The space was small, and I was amazed at everything you could see – there were windows all around me. Currently we were in the clouds cruising along, but it felt so strange to be at the nose of the plane, I felt out of balance. I’ve never even sat in the front of a plane in a first class seat before, so I wasn’t quite sure how to feel about this new position.
The first order of business was the safety talk. Just like in the passenger section of the plane, we had to know how to get out of our seatbelts and out of the plane. They showed us where the fire extinguishers were and how to use them to break out the window if necessary. I felt like a kid again on my first ever flight – everything was new to me.
Captain Kurt and Co-pilot Joe were incredible ‘hosts’; they multi-tasked flying the plane, talked to us about Faroe Islands culture, pointing out places to see on the islands, and communicated to air traffic control! I had the song Danger Zone running through my head as I thought this was probably the closest I would ever get to my ‘Top Gun’ moment. Kurt and Joe (aka Maverick and Goose) wore their aviator glasses, transporting me back to my teens. I learned that Captain Kurt actually did his pilot training in Colorado which explained his excellent English. He tried to teach us some Faroese words – but I was too busy watching for MiGs.
Pretty soon the nose pointed down, and we slowly emerged from the clouds. I watched Captain Kurt give his landing announcements to everyone in the normal cabin. It felt surreal to be on this end of the plane. But then just when you think things can’t get any better, they did. We got our first glimpse of the islands and they were spectacular. Landmasses jutting up out of the Atlantic Ocean covered in light snow as if someone had shaken powered sugar above them. Joe pointed out waterfalls, and various roads and villages that we should check out while Captain Kurt pointed us towards the runway. We had an incredible vantage point in the cockpit.
Landing at Vagar Airport with Atlantic Airways
We taxied to the end of the runway, and did a 180 turn to turn around and go to the gate. We sat and talked to the pilots as the rest of the plane disembarked. It was weird to still be sitting there talking after the whole plane had emptied out. We took pictures and continued talking to the pilots as the flight attendants brought us our bags. As I got off the plane, the cold air hit my face. I looked around at the mountains and breathed in deeply, making sure that this wasn’t a dream. I took one last look at the plane and saw Captain Kurt and Joe in the window of the cockpit waving.

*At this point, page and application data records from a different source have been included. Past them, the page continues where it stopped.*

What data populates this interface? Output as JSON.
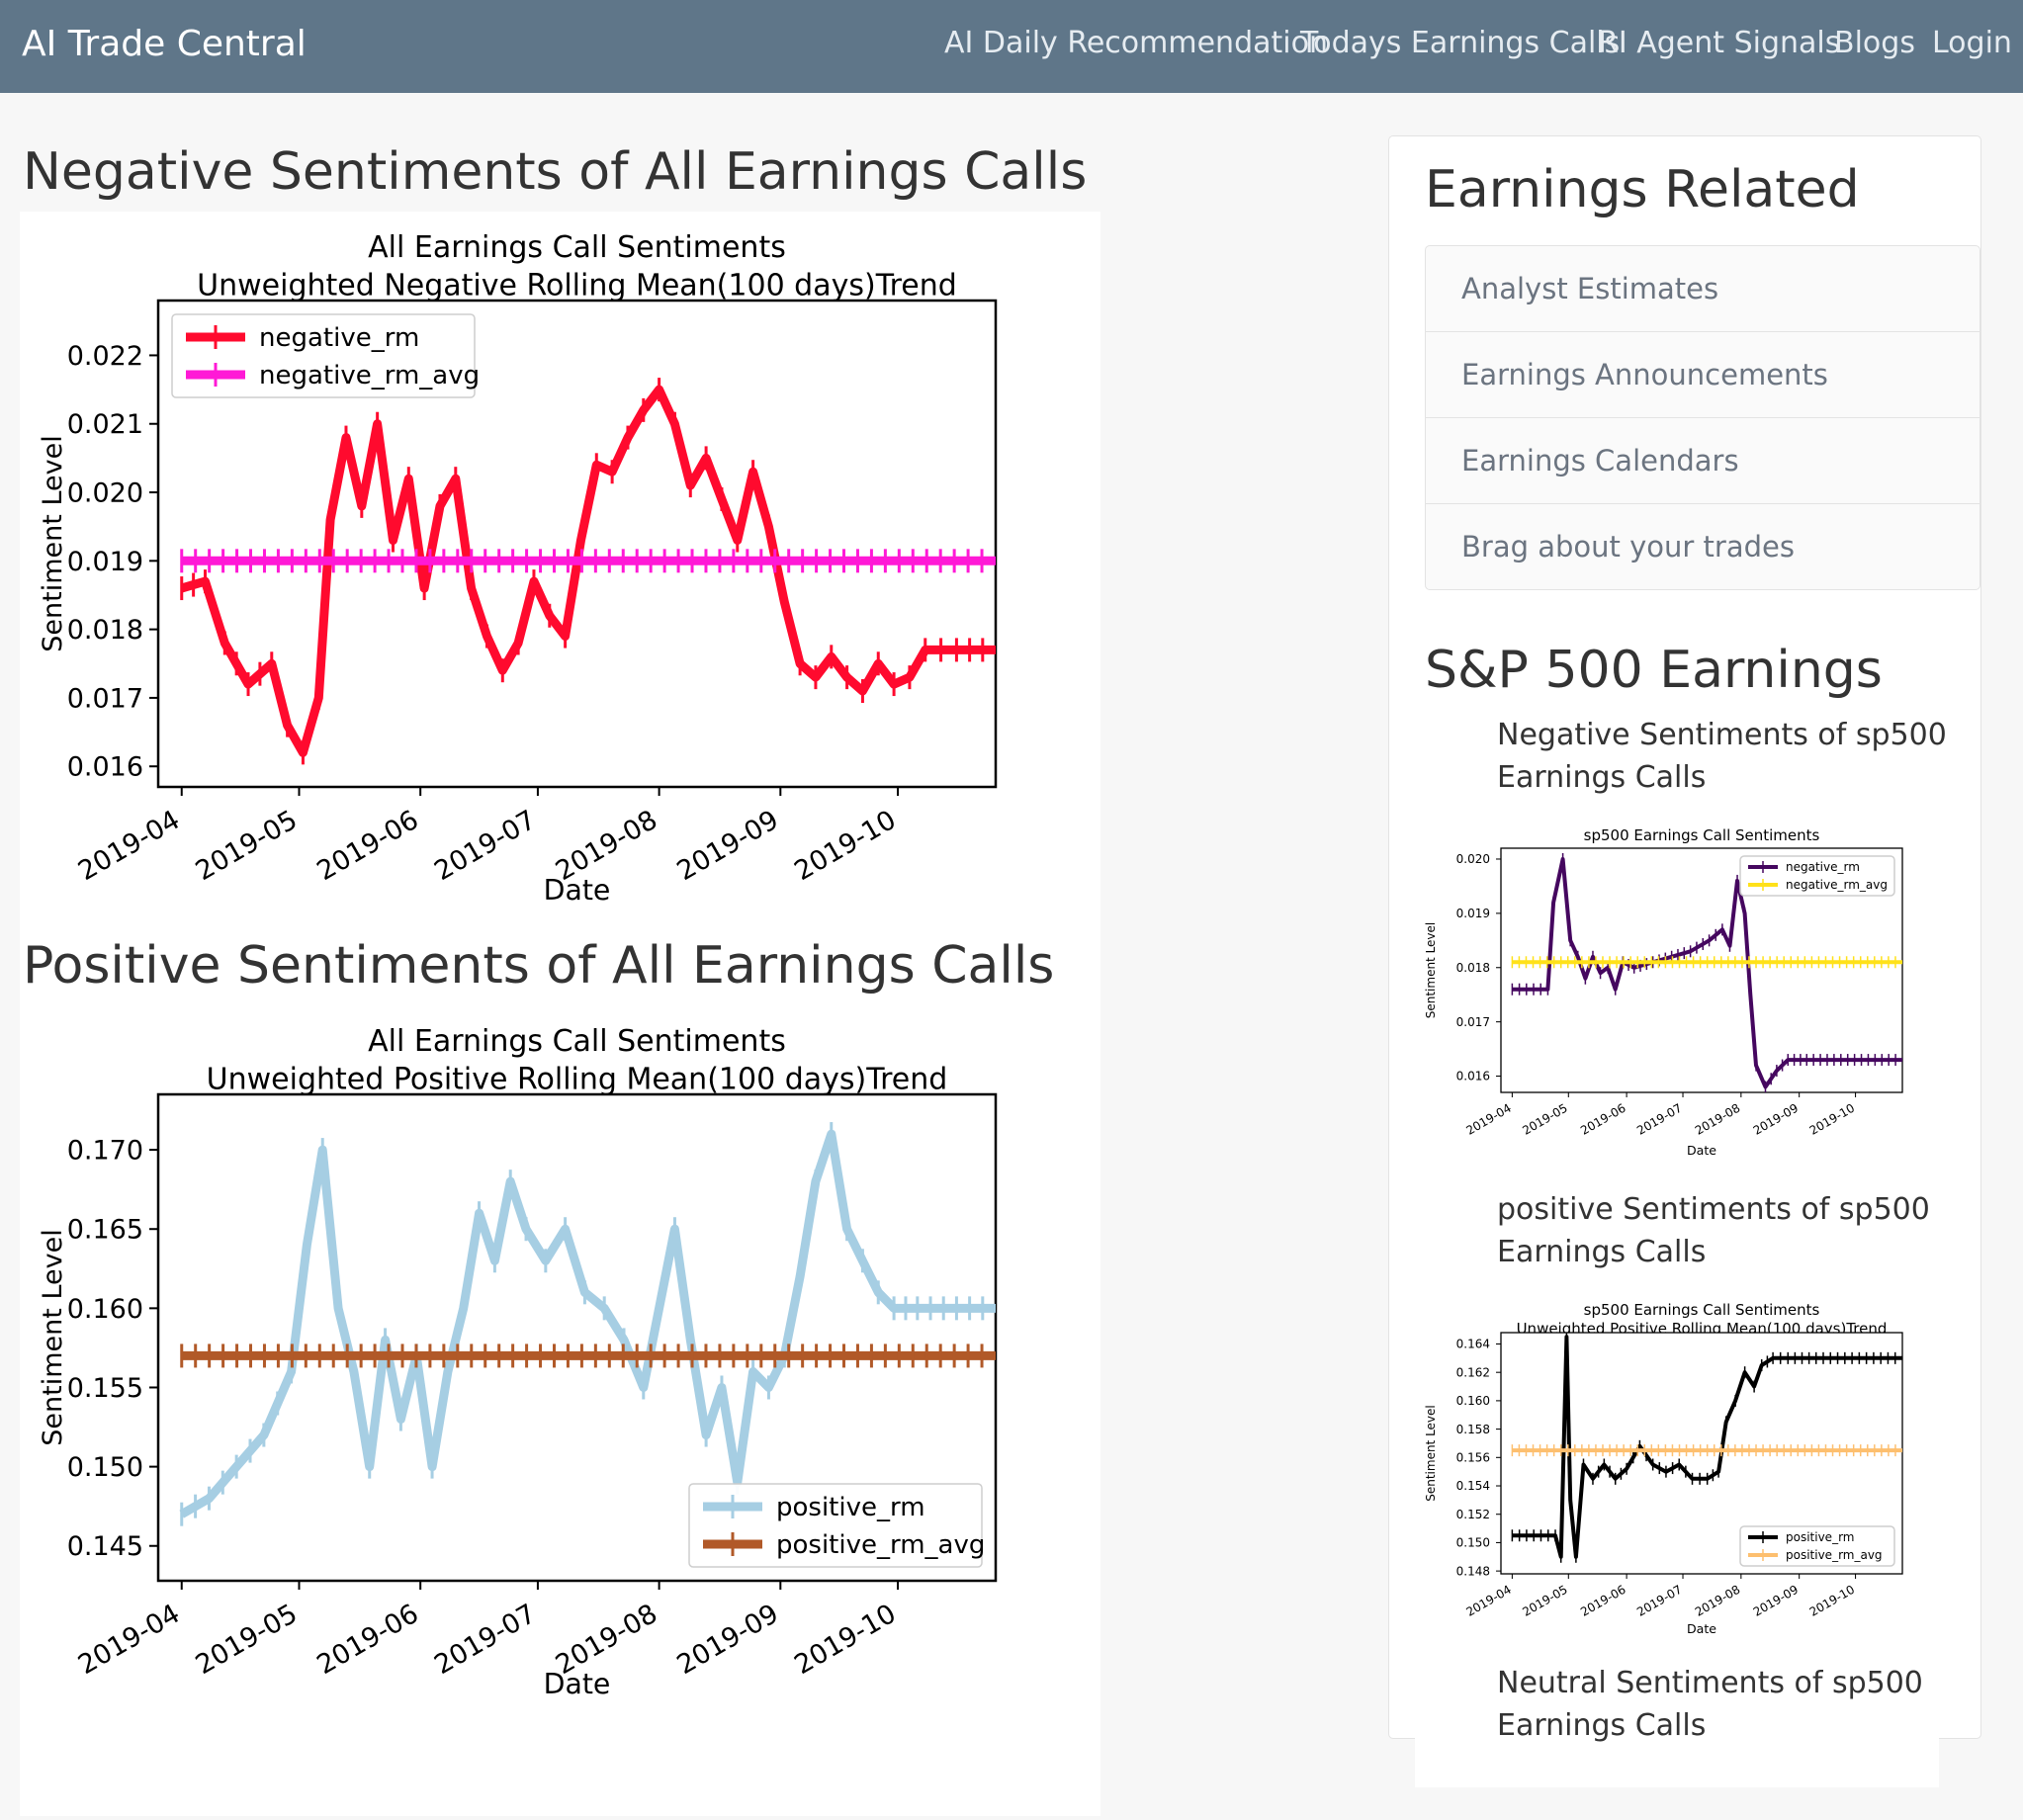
{
  "navbar": {
    "brand": "AI Trade Central",
    "links": [
      "AI Daily Recommendation",
      "Todays Earnings Calls",
      "RI Agent Signals",
      "Blogs",
      "Login"
    ]
  },
  "main": {
    "negative_title": "Negative Sentiments of All Earnings Calls",
    "positive_title": "Positive Sentiments of All Earnings Calls"
  },
  "sidebar": {
    "earnings_title": "Earnings Related",
    "links": [
      "Analyst Estimates",
      "Earnings Announcements",
      "Earnings Calendars",
      "Brag about your trades"
    ],
    "sp500_title": "S&P 500 Earnings",
    "sp_neg_caption": "Negative Sentiments of sp500 Earnings Calls",
    "sp_pos_caption": "positive Sentiments of sp500 Earnings Calls",
    "sp_neu_caption": "Neutral Sentiments of sp500 Earnings Calls"
  },
  "chart_data": [
    {
      "type": "line",
      "title": "All Earnings Call Sentiments\nUnweighted Negative Rolling Mean(100 days)Trend",
      "xlabel": "Date",
      "ylabel": "Sentiment Level",
      "x_ticks": [
        "2019-04",
        "2019-05",
        "2019-06",
        "2019-07",
        "2019-08",
        "2019-09",
        "2019-10"
      ],
      "y_ticks": [
        "0.016",
        "0.017",
        "0.018",
        "0.019",
        "0.020",
        "0.021",
        "0.022"
      ],
      "ylim": [
        0.0157,
        0.0228
      ],
      "legend": "top-left",
      "series": [
        {
          "name": "negative_rm",
          "color": "#ff0a2e",
          "points": [
            [
              "2019-04-01",
              0.0186
            ],
            [
              "2019-04-07",
              0.0187
            ],
            [
              "2019-04-12",
              0.0178
            ],
            [
              "2019-04-18",
              0.0172
            ],
            [
              "2019-04-24",
              0.0175
            ],
            [
              "2019-04-28",
              0.0166
            ],
            [
              "2019-05-02",
              0.0162
            ],
            [
              "2019-05-06",
              0.017
            ],
            [
              "2019-05-09",
              0.0196
            ],
            [
              "2019-05-13",
              0.0208
            ],
            [
              "2019-05-17",
              0.0198
            ],
            [
              "2019-05-21",
              0.021
            ],
            [
              "2019-05-25",
              0.0193
            ],
            [
              "2019-05-29",
              0.0202
            ],
            [
              "2019-06-02",
              0.0186
            ],
            [
              "2019-06-06",
              0.0198
            ],
            [
              "2019-06-10",
              0.0202
            ],
            [
              "2019-06-14",
              0.0186
            ],
            [
              "2019-06-18",
              0.0179
            ],
            [
              "2019-06-22",
              0.0174
            ],
            [
              "2019-06-26",
              0.0178
            ],
            [
              "2019-06-30",
              0.0187
            ],
            [
              "2019-07-04",
              0.0182
            ],
            [
              "2019-07-08",
              0.0179
            ],
            [
              "2019-07-12",
              0.0193
            ],
            [
              "2019-07-16",
              0.0204
            ],
            [
              "2019-07-20",
              0.0203
            ],
            [
              "2019-07-24",
              0.0208
            ],
            [
              "2019-07-28",
              0.0212
            ],
            [
              "2019-08-01",
              0.0215
            ],
            [
              "2019-08-05",
              0.021
            ],
            [
              "2019-08-09",
              0.0201
            ],
            [
              "2019-08-13",
              0.0205
            ],
            [
              "2019-08-17",
              0.0199
            ],
            [
              "2019-08-21",
              0.0193
            ],
            [
              "2019-08-25",
              0.0203
            ],
            [
              "2019-08-29",
              0.0195
            ],
            [
              "2019-09-02",
              0.0184
            ],
            [
              "2019-09-06",
              0.0175
            ],
            [
              "2019-09-10",
              0.0173
            ],
            [
              "2019-09-14",
              0.0176
            ],
            [
              "2019-09-18",
              0.0173
            ],
            [
              "2019-09-22",
              0.0171
            ],
            [
              "2019-09-26",
              0.0175
            ],
            [
              "2019-09-30",
              0.0172
            ],
            [
              "2019-10-04",
              0.0173
            ],
            [
              "2019-10-08",
              0.0177
            ],
            [
              "2019-10-16",
              0.0177
            ],
            [
              "2019-10-26",
              0.0177
            ]
          ]
        },
        {
          "name": "negative_rm_avg",
          "color": "#ff19d6",
          "points": [
            [
              "2019-04-01",
              0.019
            ],
            [
              "2019-10-26",
              0.019
            ]
          ]
        }
      ]
    },
    {
      "type": "line",
      "title": "All Earnings Call Sentiments\nUnweighted Positive Rolling Mean(100 days)Trend",
      "xlabel": "Date",
      "ylabel": "Sentiment Level",
      "x_ticks": [
        "2019-04",
        "2019-05",
        "2019-06",
        "2019-07",
        "2019-08",
        "2019-09",
        "2019-10"
      ],
      "y_ticks": [
        "0.145",
        "0.150",
        "0.155",
        "0.160",
        "0.165",
        "0.170"
      ],
      "ylim": [
        0.1428,
        0.1735
      ],
      "legend": "bottom-right",
      "series": [
        {
          "name": "positive_rm",
          "color": "#a6cee3",
          "points": [
            [
              "2019-04-01",
              0.147
            ],
            [
              "2019-04-08",
              0.148
            ],
            [
              "2019-04-15",
              0.15
            ],
            [
              "2019-04-22",
              0.152
            ],
            [
              "2019-04-29",
              0.156
            ],
            [
              "2019-05-03",
              0.164
            ],
            [
              "2019-05-07",
              0.17
            ],
            [
              "2019-05-11",
              0.16
            ],
            [
              "2019-05-15",
              0.156
            ],
            [
              "2019-05-19",
              0.15
            ],
            [
              "2019-05-23",
              0.158
            ],
            [
              "2019-05-27",
              0.153
            ],
            [
              "2019-05-31",
              0.157
            ],
            [
              "2019-06-04",
              0.15
            ],
            [
              "2019-06-08",
              0.156
            ],
            [
              "2019-06-12",
              0.16
            ],
            [
              "2019-06-16",
              0.166
            ],
            [
              "2019-06-20",
              0.163
            ],
            [
              "2019-06-24",
              0.168
            ],
            [
              "2019-06-28",
              0.165
            ],
            [
              "2019-07-03",
              0.163
            ],
            [
              "2019-07-08",
              0.165
            ],
            [
              "2019-07-13",
              0.161
            ],
            [
              "2019-07-18",
              0.16
            ],
            [
              "2019-07-23",
              0.158
            ],
            [
              "2019-07-28",
              0.155
            ],
            [
              "2019-08-01",
              0.16
            ],
            [
              "2019-08-05",
              0.165
            ],
            [
              "2019-08-09",
              0.158
            ],
            [
              "2019-08-13",
              0.152
            ],
            [
              "2019-08-17",
              0.155
            ],
            [
              "2019-08-21",
              0.149
            ],
            [
              "2019-08-25",
              0.156
            ],
            [
              "2019-08-29",
              0.155
            ],
            [
              "2019-09-02",
              0.157
            ],
            [
              "2019-09-06",
              0.162
            ],
            [
              "2019-09-10",
              0.168
            ],
            [
              "2019-09-14",
              0.171
            ],
            [
              "2019-09-18",
              0.165
            ],
            [
              "2019-09-22",
              0.163
            ],
            [
              "2019-09-26",
              0.161
            ],
            [
              "2019-09-30",
              0.16
            ],
            [
              "2019-10-06",
              0.16
            ],
            [
              "2019-10-16",
              0.16
            ],
            [
              "2019-10-26",
              0.16
            ]
          ]
        },
        {
          "name": "positive_rm_avg",
          "color": "#b15928",
          "points": [
            [
              "2019-04-01",
              0.157
            ],
            [
              "2019-10-26",
              0.157
            ]
          ]
        }
      ]
    },
    {
      "type": "line",
      "title": "sp500 Earnings Call Sentiments\nUnweighted Negative Rolling Mean(100 days)Trend",
      "xlabel": "Date",
      "ylabel": "Sentiment Level",
      "x_ticks": [
        "2019-04",
        "2019-05",
        "2019-06",
        "2019-07",
        "2019-08",
        "2019-09",
        "2019-10"
      ],
      "y_ticks": [
        "0.016",
        "0.017",
        "0.018",
        "0.019",
        "0.020"
      ],
      "ylim": [
        0.0157,
        0.0202
      ],
      "legend": "top-right",
      "series": [
        {
          "name": "negative_rm",
          "color": "#45075f",
          "points": [
            [
              "2019-04-01",
              0.0176
            ],
            [
              "2019-04-20",
              0.0176
            ],
            [
              "2019-04-23",
              0.0192
            ],
            [
              "2019-04-28",
              0.02
            ],
            [
              "2019-05-02",
              0.0185
            ],
            [
              "2019-05-06",
              0.0182
            ],
            [
              "2019-05-10",
              0.0178
            ],
            [
              "2019-05-14",
              0.0182
            ],
            [
              "2019-05-18",
              0.0179
            ],
            [
              "2019-05-22",
              0.018
            ],
            [
              "2019-05-26",
              0.0176
            ],
            [
              "2019-05-30",
              0.0181
            ],
            [
              "2019-06-05",
              0.018
            ],
            [
              "2019-06-15",
              0.0181
            ],
            [
              "2019-06-25",
              0.0182
            ],
            [
              "2019-07-05",
              0.0183
            ],
            [
              "2019-07-15",
              0.0185
            ],
            [
              "2019-07-22",
              0.0187
            ],
            [
              "2019-07-26",
              0.0184
            ],
            [
              "2019-07-30",
              0.0196
            ],
            [
              "2019-08-03",
              0.019
            ],
            [
              "2019-08-06",
              0.0175
            ],
            [
              "2019-08-09",
              0.0162
            ],
            [
              "2019-08-14",
              0.0158
            ],
            [
              "2019-08-20",
              0.0161
            ],
            [
              "2019-08-26",
              0.0163
            ],
            [
              "2019-09-05",
              0.0163
            ],
            [
              "2019-10-26",
              0.0163
            ]
          ]
        },
        {
          "name": "negative_rm_avg",
          "color": "#ffe119",
          "points": [
            [
              "2019-04-01",
              0.0181
            ],
            [
              "2019-10-26",
              0.0181
            ]
          ]
        }
      ]
    },
    {
      "type": "line",
      "title": "sp500 Earnings Call Sentiments\nUnweighted Positive Rolling Mean(100 days)Trend",
      "xlabel": "Date",
      "ylabel": "Sentiment Level",
      "x_ticks": [
        "2019-04",
        "2019-05",
        "2019-06",
        "2019-07",
        "2019-08",
        "2019-09",
        "2019-10"
      ],
      "y_ticks": [
        "0.148",
        "0.150",
        "0.152",
        "0.154",
        "0.156",
        "0.158",
        "0.160",
        "0.162",
        "0.164"
      ],
      "ylim": [
        0.1478,
        0.1648
      ],
      "legend": "bottom-right",
      "series": [
        {
          "name": "positive_rm",
          "color": "#000000",
          "points": [
            [
              "2019-04-01",
              0.1505
            ],
            [
              "2019-04-24",
              0.1505
            ],
            [
              "2019-04-27",
              0.149
            ],
            [
              "2019-04-30",
              0.1645
            ],
            [
              "2019-05-02",
              0.153
            ],
            [
              "2019-05-05",
              0.149
            ],
            [
              "2019-05-09",
              0.1555
            ],
            [
              "2019-05-14",
              0.1545
            ],
            [
              "2019-05-20",
              0.1555
            ],
            [
              "2019-05-26",
              0.1545
            ],
            [
              "2019-06-01",
              0.1552
            ],
            [
              "2019-06-08",
              0.1568
            ],
            [
              "2019-06-15",
              0.1555
            ],
            [
              "2019-06-22",
              0.155
            ],
            [
              "2019-06-29",
              0.1555
            ],
            [
              "2019-07-06",
              0.1545
            ],
            [
              "2019-07-14",
              0.1545
            ],
            [
              "2019-07-20",
              0.155
            ],
            [
              "2019-07-24",
              0.1585
            ],
            [
              "2019-07-29",
              0.16
            ],
            [
              "2019-08-03",
              0.162
            ],
            [
              "2019-08-08",
              0.161
            ],
            [
              "2019-08-12",
              0.1625
            ],
            [
              "2019-08-18",
              0.163
            ],
            [
              "2019-08-26",
              0.163
            ],
            [
              "2019-09-10",
              0.163
            ],
            [
              "2019-10-26",
              0.163
            ]
          ]
        },
        {
          "name": "positive_rm_avg",
          "color": "#fdbf6f",
          "points": [
            [
              "2019-04-01",
              0.1565
            ],
            [
              "2019-10-26",
              0.1565
            ]
          ]
        }
      ]
    }
  ]
}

No, this wasn’t a dream; instead it was most certainly one of the most exciting travel days of my life. Sometimes this job of mine has perks. I had just made a grand of entrance into this new destination and wondered if anything could be better than this. But within 15 minutes of being in the Faroe Islands, I realized that everything here was spectacular. I knew I would be in for a wild ride on these remote 18 islands in the middle of the North Atlantic – and this was just the beginning.
How to get to the Faroe Islands
Atlantic Airways flies from from Reykjavik 2 times a week (Mon/Fri). They also fly from Edinburgh and Bergen to the Faroe Islands on a weekly schedule. The flight is only one hour long. They also fly from a 2 hour flight from Copenhagen daily.
I was a guest of Visit Faroe Islands on my trip, however all opinions expressed here are my own.